(B) APPOINTMENT.—The Secretary shall appoint the Chair of the Coordinating Committee from among individuals nominated by the Coordinating Committee. The Chair shall be appointed for a term not to exceed 2 years and may be reappointed for not more than 1 additional term.

(5) ADMINISTRATIVE SUPPORT; TERMS OF SERVICE; OTHER PROVISIONS.—The following shall apply with respect to the Coordinating Committee:

(A) The Secretary shall provide the Coordinating Committee with necessary and appropriate administrative support.

(B) The Coordinating Committee shall meet as determined appropriate by the Secretary, in consultation with the Chair of the Coordinating Committee, but no less than twice each year.

(b) Study on barriers to drug development.—

(1) STUDY.—The Coordinating Committee shall conduct a study to identify current and potential future barriers to the development of drugs for treating SMA and other similar genetic disorders.
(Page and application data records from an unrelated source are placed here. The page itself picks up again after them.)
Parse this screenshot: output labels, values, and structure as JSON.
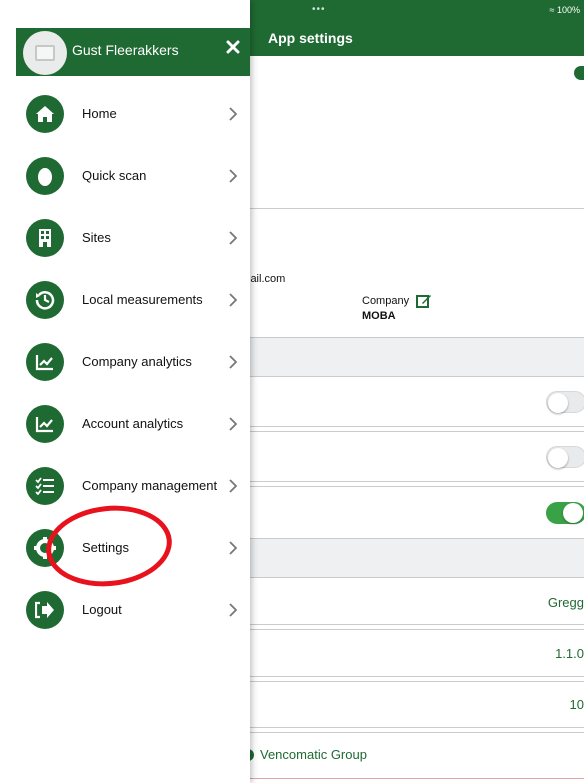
{
  "colors": {
    "brand_green": "#1f6a32",
    "toggle_on": "#3aa246",
    "annotation_red": "#e8121d"
  },
  "drawer": {
    "user_name": "Gust Fleerakkers",
    "avatar_icon": "image-placeholder-icon",
    "close_icon": "close-icon",
    "items": [
      {
        "label": "Home",
        "icon": "home-icon"
      },
      {
        "label": "Quick scan",
        "icon": "drop-icon"
      },
      {
        "label": "Sites",
        "icon": "building-icon"
      },
      {
        "label": "Local measurements",
        "icon": "history-icon"
      },
      {
        "label": "Company analytics",
        "icon": "chart-icon"
      },
      {
        "label": "Account analytics",
        "icon": "chart-icon"
      },
      {
        "label": "Company management",
        "icon": "checklist-icon"
      },
      {
        "label": "Settings",
        "icon": "gear-icon"
      },
      {
        "label": "Logout",
        "icon": "logout-icon"
      }
    ]
  },
  "app": {
    "status_dots": "•••",
    "battery": "100%",
    "title": "App settings",
    "email_fragment": "iail.com",
    "company_label": "Company",
    "company_value": "MOBA",
    "toggles": [
      false,
      false,
      true
    ],
    "values": [
      "Gregg",
      "1.1.0",
      "10"
    ],
    "brand": "Vencomatic Group"
  }
}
Such study shall—

(A) identify barriers related to the activities of government, industry, and academic medicine;

(B) include substantial input from scientists and organizations with direct involvement in SMA research and drug development; and

(C) consider obstacles to drug development at all points along the research continuum from preclinical research to new drug approval.

(2) REPORT TO CONGRESS.—Not later than 1 year after the date of the enactment of this Act, the Coordinating Committee shall submit to the Congress a report on the results of the study described in paragraph (1) together with such recommendations for legislation or administrative action as the Coordinating Committee determines appropriate.

SEC. 6. NIH Trans-Institute Collaboration on SMA Research.

(a) In general.—To ensure the success of the SMA Project that was initiated and has been led by National Institute of Neurological Disorders and Stroke, the Director of NIH shall establish a trans-National Institutes of Health cooperative research initiative on SMA.

(b) Duties.—The cooperative research initiative established under subsection (a) shall consist of the following activities:

(1) The Director of the National Institute of Neurological Disorders and Stroke shall report to the Director of NIH on the ongoing needs of the SMA Project and required next steps to ensure the continued success of the Project.

(2) Based on the needs of the SMA Project identified in the report required by paragraph (1), the Director of the National Institute of Child Health and Human Development shall provide direct and ongoing support of SMA research and drug development.

(3) The Director of NIH shall identify and promote opportunities for greater collaboration and involvement in SMA research and drug development by other national research institutes.

SEC. 7. Drug development promotion.

Not later than 6 months after the date of the enactment of this Act, the Secretary, in direct consultation with the Commissioner of Food and Drugs and the Coordinating Committee, shall submit specific recommendations to the Congress to improve and expand on the incentives provided pursuant to the Orphan Drug Act (Public Law 97–414) and related statutes to directly and indirectly promote SMA drug development, such as through the creation of unique incentives for rare pediatric treatments.

SEC. 8. Education and awareness on SMA for health care professionals.

(a) In general.—The Secretary shall establish and implement a program to provide information and education on SMA to health professionals and the general public, including information and education on advances in the diagnosis and treatment of SMA and training and continuing education through programs for scientists, physicians, medical students, and other health professionals who provide care for patients with SMA.

(b) Stipends.—The Secretary may award stipends to health professionals who are enrolled in training programs under this section.

SEC. 9. Definitions.

In this Act:

(1) The term “Director of NIH” means the Director of the National Institutes of Health.

(2) The term “Coordinating Committee” means the Spinal Muscular Atrophy Coordinating Committee.

(3) The term “Secretary” means the Secretary of Health and Human Services.

(4) The term “SMA” means spinal muscular atrophy.